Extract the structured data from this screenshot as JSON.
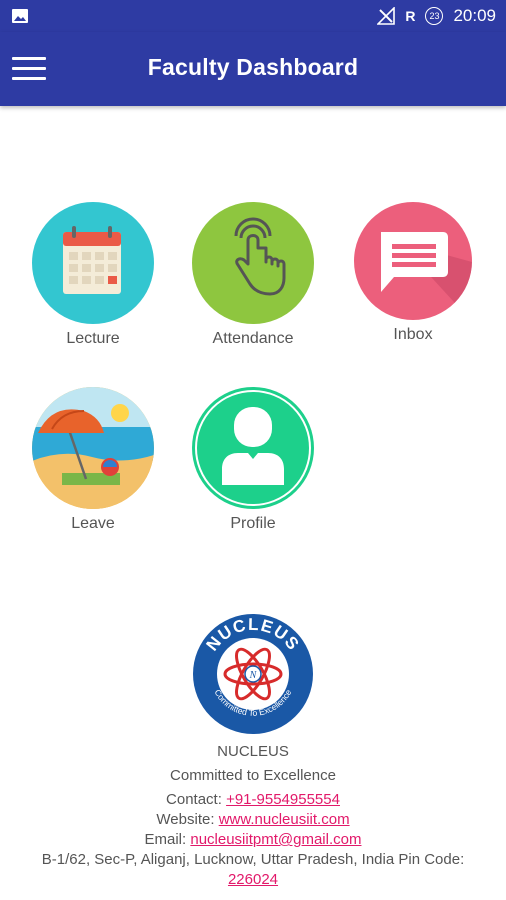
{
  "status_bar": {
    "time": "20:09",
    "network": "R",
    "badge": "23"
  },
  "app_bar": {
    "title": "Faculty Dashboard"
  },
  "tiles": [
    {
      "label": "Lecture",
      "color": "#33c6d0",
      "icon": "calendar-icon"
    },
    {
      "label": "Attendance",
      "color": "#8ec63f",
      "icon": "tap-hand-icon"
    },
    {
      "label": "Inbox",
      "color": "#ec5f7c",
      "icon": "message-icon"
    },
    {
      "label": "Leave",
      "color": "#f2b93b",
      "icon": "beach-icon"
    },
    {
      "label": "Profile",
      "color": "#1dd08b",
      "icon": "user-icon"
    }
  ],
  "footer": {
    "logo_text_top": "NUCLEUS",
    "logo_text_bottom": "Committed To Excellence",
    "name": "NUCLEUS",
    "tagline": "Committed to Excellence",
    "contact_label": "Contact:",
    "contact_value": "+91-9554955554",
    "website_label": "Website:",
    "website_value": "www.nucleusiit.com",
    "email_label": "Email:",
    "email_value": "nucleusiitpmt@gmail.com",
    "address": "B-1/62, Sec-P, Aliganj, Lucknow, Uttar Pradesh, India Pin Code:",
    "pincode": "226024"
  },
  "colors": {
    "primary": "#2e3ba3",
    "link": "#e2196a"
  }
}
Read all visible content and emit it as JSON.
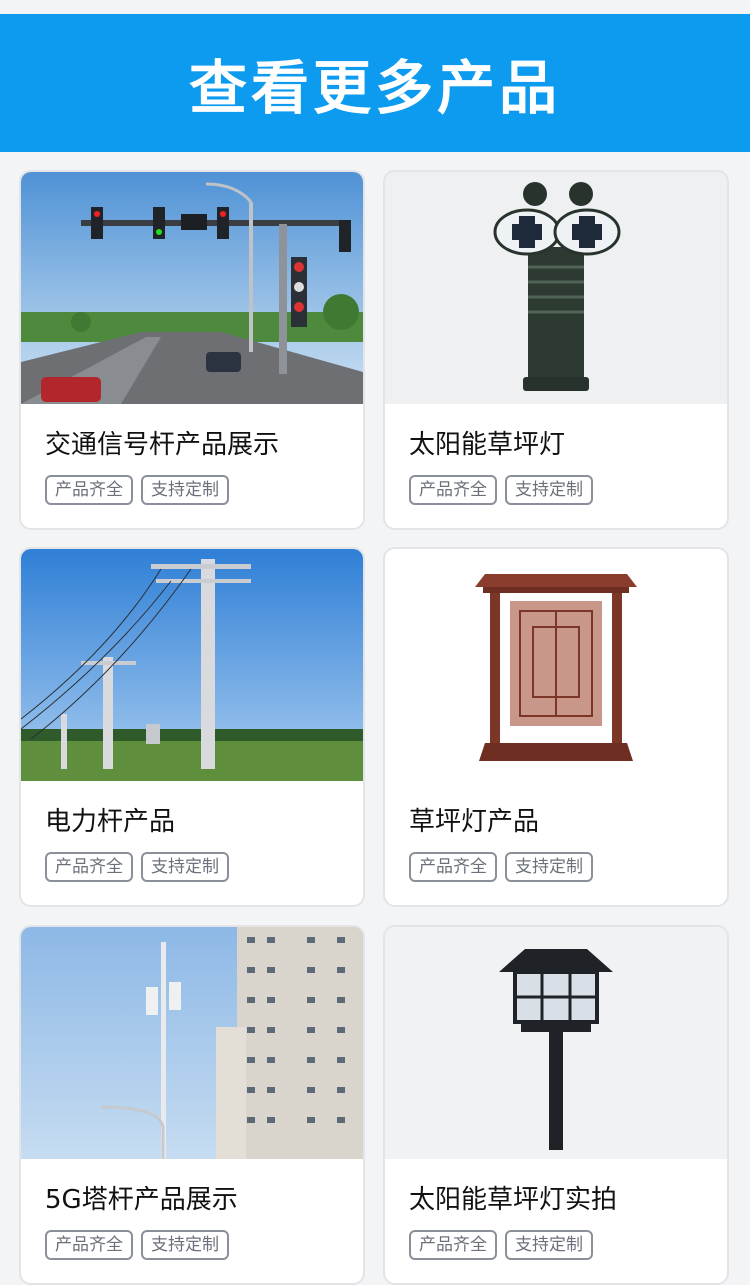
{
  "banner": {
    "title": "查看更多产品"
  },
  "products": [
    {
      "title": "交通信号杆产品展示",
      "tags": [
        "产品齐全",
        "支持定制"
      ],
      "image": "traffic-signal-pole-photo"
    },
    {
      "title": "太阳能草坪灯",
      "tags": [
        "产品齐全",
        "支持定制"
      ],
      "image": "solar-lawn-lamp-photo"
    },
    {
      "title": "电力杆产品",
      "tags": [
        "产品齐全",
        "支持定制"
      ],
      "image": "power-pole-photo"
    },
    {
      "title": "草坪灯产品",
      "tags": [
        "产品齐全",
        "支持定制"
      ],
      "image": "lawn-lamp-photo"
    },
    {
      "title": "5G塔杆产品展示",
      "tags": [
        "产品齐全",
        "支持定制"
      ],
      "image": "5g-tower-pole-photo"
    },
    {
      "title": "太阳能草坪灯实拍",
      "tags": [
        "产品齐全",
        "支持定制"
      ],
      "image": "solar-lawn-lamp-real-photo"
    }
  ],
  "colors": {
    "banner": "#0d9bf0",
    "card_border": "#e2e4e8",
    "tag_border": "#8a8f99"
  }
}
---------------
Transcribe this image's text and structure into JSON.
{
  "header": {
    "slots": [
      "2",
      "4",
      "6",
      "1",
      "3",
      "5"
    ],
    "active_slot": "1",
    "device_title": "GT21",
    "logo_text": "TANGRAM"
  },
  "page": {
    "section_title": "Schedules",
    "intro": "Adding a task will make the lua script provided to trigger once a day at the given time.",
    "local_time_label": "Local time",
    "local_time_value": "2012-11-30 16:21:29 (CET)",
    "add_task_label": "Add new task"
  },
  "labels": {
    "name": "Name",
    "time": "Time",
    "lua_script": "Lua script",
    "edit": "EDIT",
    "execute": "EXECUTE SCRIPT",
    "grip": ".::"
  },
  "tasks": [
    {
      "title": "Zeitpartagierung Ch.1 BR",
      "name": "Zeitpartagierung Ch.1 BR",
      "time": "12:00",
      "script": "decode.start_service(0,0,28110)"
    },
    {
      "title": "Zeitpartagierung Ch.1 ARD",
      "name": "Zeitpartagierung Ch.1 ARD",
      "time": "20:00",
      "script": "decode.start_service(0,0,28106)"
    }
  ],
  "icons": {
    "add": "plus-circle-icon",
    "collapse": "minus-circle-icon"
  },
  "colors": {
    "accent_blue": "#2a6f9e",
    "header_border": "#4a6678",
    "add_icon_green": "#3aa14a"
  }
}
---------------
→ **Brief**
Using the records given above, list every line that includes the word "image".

→ **Result**
      "image": "traffic-signal-pole-photo"
      "image": "solar-lawn-lamp-photo"
      "image": "power-pole-photo"
      "image": "lawn-lamp-photo"
      "image": "5g-tower-pole-photo"
      "image": "solar-lawn-lamp-real-photo"
Transcribe this image's text and structure into JSON.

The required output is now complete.